Runs almost everything
It is therefore incredible how much power the Steam Deck holds and how easily you can play impressive titles in your hand. Some games such as the excellent Sony titles like Uncharted Legacy Collection, Horizon, Marvel’s Spider-Man and its sequel Miles Morales run great right away with the default settings. Playing these kinds of games in beautiful quality with constant frame rates in the palm of your hand is amazing. But since it’s a PC, you can also tweak quite a bit to make things work. One of my new hobbies now is diving into Youtube channels and configuring the perfect settings to make heavy titles like Cyberpunk 2077 or Elden Ring play smoothly. And this configuration goes a long way: not only resolutions, vsync and shadow quality in the game, but also on the system itself there are helpers, tricks and tricks to get the perfect experience. For example, I noticed that games that struggle to reach 60 frames per second look roughly the same, but run dramatically better when you limit Steam Deck to 40 FPS. The customization also works everywhere because the full controls can be adjusted for each title. If you can’t figure it out yourself, you can easily download layouts for the game you’re playing right now from the community. And vice versa: this is how I played the leaked original Duke Nukem Forever Restoration build and uploaded my control sheet to it.
Not for everyone anyway
As you can see, Steam Deck is perfect for me as someone who knows what he’s doing quite a bit. However, I can’t recommend Steam Deck to everyone because it really requires some knowledge. Not everything you buy, even through Steam, works. The aforementioned Great On Deck games work flawlessly and directly, but even for familiar titles like The Elder Scrolls IV: Oblivion, it took me a long time to find and adapt a control layout that works comfortably. Because you’re dealing with Linux underwater, some titles require quite a few tweaks and loopholes to get through. The Deck is getting better at this, but knowledge is required, especially when you start working on your own games. Bottles, Ark, Flatseal, Lutris, Heroic Launcher and a good stack of linux commands will be your salvation and Steam Deck is not for the layman.

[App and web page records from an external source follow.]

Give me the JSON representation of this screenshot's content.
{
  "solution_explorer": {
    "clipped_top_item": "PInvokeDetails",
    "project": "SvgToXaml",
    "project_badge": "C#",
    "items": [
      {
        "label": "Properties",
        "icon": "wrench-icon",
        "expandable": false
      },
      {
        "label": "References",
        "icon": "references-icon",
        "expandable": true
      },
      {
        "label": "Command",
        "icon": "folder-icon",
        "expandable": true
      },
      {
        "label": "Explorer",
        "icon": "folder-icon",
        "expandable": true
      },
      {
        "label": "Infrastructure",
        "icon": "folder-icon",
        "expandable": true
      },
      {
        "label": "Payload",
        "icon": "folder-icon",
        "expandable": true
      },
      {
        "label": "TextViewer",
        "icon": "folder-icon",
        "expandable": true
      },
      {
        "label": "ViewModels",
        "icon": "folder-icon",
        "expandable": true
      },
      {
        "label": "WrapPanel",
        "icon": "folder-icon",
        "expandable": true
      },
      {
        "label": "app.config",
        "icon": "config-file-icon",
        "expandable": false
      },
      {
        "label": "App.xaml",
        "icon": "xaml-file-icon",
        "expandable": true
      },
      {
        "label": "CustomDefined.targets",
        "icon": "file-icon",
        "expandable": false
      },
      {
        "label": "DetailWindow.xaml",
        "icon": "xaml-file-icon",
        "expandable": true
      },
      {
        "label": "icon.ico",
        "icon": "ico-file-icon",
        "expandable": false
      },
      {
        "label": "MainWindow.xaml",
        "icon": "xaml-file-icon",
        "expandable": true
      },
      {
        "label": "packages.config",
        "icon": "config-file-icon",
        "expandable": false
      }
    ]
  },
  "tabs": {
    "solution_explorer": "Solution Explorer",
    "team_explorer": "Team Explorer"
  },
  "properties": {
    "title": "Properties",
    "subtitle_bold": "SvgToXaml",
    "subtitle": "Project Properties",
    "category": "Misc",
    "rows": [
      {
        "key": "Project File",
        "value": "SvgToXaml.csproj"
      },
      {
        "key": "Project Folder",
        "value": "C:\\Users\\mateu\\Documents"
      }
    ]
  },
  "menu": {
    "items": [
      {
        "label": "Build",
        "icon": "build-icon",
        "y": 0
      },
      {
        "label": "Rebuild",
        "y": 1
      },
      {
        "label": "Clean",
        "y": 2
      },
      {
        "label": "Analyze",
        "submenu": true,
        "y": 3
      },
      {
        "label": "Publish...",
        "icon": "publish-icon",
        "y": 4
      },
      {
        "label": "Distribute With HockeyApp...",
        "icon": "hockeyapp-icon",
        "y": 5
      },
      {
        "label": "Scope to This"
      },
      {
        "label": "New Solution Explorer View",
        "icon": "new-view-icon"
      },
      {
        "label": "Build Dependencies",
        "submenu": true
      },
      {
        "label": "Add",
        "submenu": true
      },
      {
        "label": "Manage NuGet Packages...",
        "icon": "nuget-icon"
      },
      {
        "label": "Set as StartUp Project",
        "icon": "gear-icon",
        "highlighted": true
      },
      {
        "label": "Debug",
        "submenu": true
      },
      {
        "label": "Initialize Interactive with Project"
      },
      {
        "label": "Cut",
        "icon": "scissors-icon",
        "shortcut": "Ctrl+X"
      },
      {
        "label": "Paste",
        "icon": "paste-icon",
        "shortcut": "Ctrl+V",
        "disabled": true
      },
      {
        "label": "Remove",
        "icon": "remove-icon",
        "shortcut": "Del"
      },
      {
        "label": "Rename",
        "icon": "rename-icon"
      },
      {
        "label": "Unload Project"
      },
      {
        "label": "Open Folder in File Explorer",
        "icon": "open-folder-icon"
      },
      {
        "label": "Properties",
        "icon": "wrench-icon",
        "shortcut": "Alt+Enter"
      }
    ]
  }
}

Steam Deck has turned me into a PC gamer. It allows me to relive old classics like Monkey Island, Age of Empires and Command & Conquer in a way like never before. Besides that, it is the king of emulation and can handle anything you throw at it. But even more impressive is the ability to play modern PC games like DOOM Eternal, Elden Ring or Cyberpunk in the palm of your hand. It is fully customizable and not limited to your Steam library. However, most of it requires some knowledge, so Steam Deck is not for everyone. For me though, the Steam Deck is perfect and the coolest piece of hardware in 2022.